### [What the exercise asks]
All lines containing the string "label" must be copied from the entries.

+++ The data

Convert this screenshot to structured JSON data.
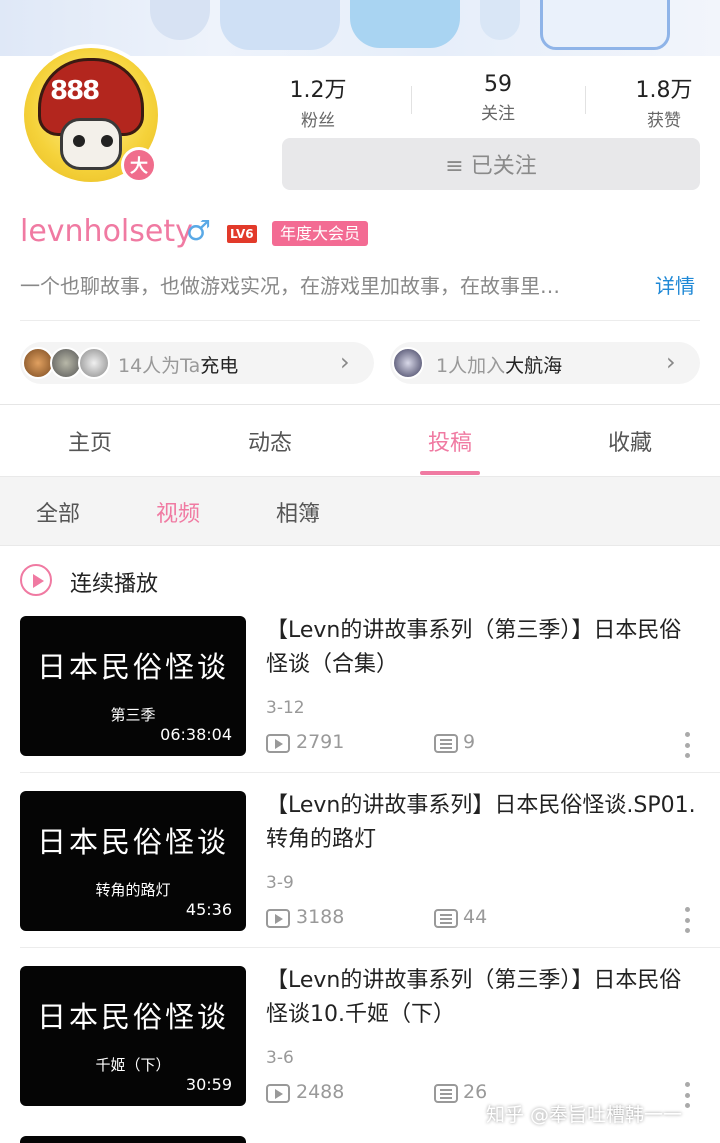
{
  "profile": {
    "username": "levnholsety",
    "gender_symbol": "♂",
    "level": "LV6",
    "vip_badge": "年度大会员",
    "avatar_badge": "大",
    "avatar_number": "888",
    "bio": "一个也聊故事，也做游戏实况，在游戏里加故事，在故事里…",
    "detail_link": "详情",
    "follow_button": "≡ 已关注"
  },
  "stats": [
    {
      "value": "1.2万",
      "label": "粉丝"
    },
    {
      "value": "59",
      "label": "关注"
    },
    {
      "value": "1.8万",
      "label": "获赞"
    }
  ],
  "charge": {
    "text": "14人为Ta",
    "highlight": "充电"
  },
  "fleet": {
    "text": "1人加入",
    "highlight": "大航海"
  },
  "tabs": [
    {
      "label": "主页"
    },
    {
      "label": "动态"
    },
    {
      "label": "投稿"
    },
    {
      "label": "收藏"
    }
  ],
  "active_tab": "投稿",
  "subtabs": [
    {
      "label": "全部"
    },
    {
      "label": "视频"
    },
    {
      "label": "相簿"
    }
  ],
  "active_subtab": "视频",
  "continuous_play": "连续播放",
  "videos": [
    {
      "title": "【Levn的讲故事系列（第三季）】日本民俗怪谈（合集）",
      "thumb_title": "日本民俗怪谈",
      "thumb_subtitle": "第三季",
      "duration": "06:38:04",
      "date": "3-12",
      "plays": "2791",
      "count": "9"
    },
    {
      "title": "【Levn的讲故事系列】日本民俗怪谈.SP01.转角的路灯",
      "thumb_title": "日本民俗怪谈",
      "thumb_subtitle": "转角的路灯",
      "duration": "45:36",
      "date": "3-9",
      "plays": "3188",
      "count": "44"
    },
    {
      "title": "【Levn的讲故事系列（第三季）】日本民俗怪谈10.千姬（下）",
      "thumb_title": "日本民俗怪谈",
      "thumb_subtitle": "千姬（下）",
      "duration": "30:59",
      "date": "3-6",
      "plays": "2488",
      "count": "26"
    }
  ],
  "watermark": "知乎 @奉旨吐槽韩一一",
  "colors": {
    "accent_pink": "#f07aa2",
    "vip_pink": "#f36b93",
    "link_blue": "#1e88d6",
    "level_red": "#e23a2a"
  }
}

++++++

### [Answer to the exercise]
      "label": "粉丝"
      "label": "关注"
      "label": "获赞"
      "label": "主页"
      "label": "动态"
      "label": "投稿"
      "label": "收藏"
      "label": "全部"
      "label": "视频"
      "label": "相簿"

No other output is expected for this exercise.